> **What to work on**: Show each line of the data below in which "headlights" occurs.

> **Records provided**:
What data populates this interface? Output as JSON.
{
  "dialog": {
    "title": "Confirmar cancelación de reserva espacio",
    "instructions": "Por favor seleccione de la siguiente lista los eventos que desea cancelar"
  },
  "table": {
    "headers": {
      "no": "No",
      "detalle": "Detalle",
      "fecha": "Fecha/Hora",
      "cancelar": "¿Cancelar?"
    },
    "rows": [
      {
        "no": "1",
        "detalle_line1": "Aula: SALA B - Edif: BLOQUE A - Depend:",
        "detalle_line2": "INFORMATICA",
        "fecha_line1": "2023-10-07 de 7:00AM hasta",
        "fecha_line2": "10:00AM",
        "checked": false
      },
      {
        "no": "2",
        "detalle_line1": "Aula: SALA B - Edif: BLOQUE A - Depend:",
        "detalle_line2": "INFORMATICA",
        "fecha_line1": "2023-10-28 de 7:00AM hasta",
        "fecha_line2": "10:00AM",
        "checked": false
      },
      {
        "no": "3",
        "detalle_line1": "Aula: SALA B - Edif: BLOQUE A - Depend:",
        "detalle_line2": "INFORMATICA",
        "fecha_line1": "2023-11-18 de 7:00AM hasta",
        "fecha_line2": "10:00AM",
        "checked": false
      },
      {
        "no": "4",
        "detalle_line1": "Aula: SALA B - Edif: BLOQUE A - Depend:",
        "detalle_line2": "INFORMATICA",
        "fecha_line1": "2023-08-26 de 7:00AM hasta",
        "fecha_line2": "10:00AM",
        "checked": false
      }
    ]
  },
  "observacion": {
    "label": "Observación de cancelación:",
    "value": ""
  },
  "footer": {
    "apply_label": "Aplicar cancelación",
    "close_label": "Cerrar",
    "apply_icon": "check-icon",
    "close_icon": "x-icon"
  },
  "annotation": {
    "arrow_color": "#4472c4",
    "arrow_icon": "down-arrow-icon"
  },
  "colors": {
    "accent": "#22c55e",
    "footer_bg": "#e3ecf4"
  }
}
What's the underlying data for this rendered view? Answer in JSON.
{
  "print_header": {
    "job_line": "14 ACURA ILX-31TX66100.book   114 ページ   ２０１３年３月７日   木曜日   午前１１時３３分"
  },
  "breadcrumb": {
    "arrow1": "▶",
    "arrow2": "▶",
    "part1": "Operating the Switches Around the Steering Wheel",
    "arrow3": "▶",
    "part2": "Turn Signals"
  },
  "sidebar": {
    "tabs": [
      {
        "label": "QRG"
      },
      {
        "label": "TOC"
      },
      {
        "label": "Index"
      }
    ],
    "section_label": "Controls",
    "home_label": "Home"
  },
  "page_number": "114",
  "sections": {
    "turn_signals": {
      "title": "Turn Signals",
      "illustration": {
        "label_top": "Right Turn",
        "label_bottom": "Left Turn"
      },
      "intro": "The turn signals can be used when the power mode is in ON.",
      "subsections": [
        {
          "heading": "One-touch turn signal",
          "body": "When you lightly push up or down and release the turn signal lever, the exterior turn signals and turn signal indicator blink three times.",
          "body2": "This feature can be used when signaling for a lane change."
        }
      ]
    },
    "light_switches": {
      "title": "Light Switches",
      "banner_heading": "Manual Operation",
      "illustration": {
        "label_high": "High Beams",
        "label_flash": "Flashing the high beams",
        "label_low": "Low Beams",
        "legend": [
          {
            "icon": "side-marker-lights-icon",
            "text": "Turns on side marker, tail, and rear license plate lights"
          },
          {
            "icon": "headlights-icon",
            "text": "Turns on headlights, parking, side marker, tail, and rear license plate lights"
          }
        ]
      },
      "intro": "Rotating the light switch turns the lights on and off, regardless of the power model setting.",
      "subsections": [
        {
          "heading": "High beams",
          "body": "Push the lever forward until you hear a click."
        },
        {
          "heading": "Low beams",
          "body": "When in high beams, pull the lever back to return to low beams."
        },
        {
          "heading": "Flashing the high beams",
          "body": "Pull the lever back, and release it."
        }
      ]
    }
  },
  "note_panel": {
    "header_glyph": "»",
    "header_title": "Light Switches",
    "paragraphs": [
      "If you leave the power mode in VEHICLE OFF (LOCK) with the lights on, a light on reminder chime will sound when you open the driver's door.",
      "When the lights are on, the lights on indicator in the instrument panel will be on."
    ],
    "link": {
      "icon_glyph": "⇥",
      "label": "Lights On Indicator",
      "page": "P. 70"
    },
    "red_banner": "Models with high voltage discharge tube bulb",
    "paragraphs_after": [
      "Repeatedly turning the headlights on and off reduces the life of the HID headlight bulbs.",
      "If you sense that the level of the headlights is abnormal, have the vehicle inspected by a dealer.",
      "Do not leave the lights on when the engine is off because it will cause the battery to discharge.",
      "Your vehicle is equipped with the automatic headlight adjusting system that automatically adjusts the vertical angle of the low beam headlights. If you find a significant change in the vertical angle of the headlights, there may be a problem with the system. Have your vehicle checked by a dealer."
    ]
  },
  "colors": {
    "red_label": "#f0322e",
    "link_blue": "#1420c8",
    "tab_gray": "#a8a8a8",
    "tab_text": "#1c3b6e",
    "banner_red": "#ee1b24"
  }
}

> **Result**:
            "icon": "headlights-icon",
            "text": "Turns on headlights, parking, side marker, tail, and rear license plate lights"
      "Repeatedly turning the headlights on and off reduces the life of the HID headlight bulbs.",
      "If you sense that the level of the headlights is abnormal, have the vehicle inspected by a dealer.",
      "Your vehicle is equipped with the automatic headlight adjusting system that automatically adjusts the vertical angle of the low beam headlights. If you find a significant change in the vertical angle of the headlights, there may be a problem with the system. Have your vehicle checked by a dealer."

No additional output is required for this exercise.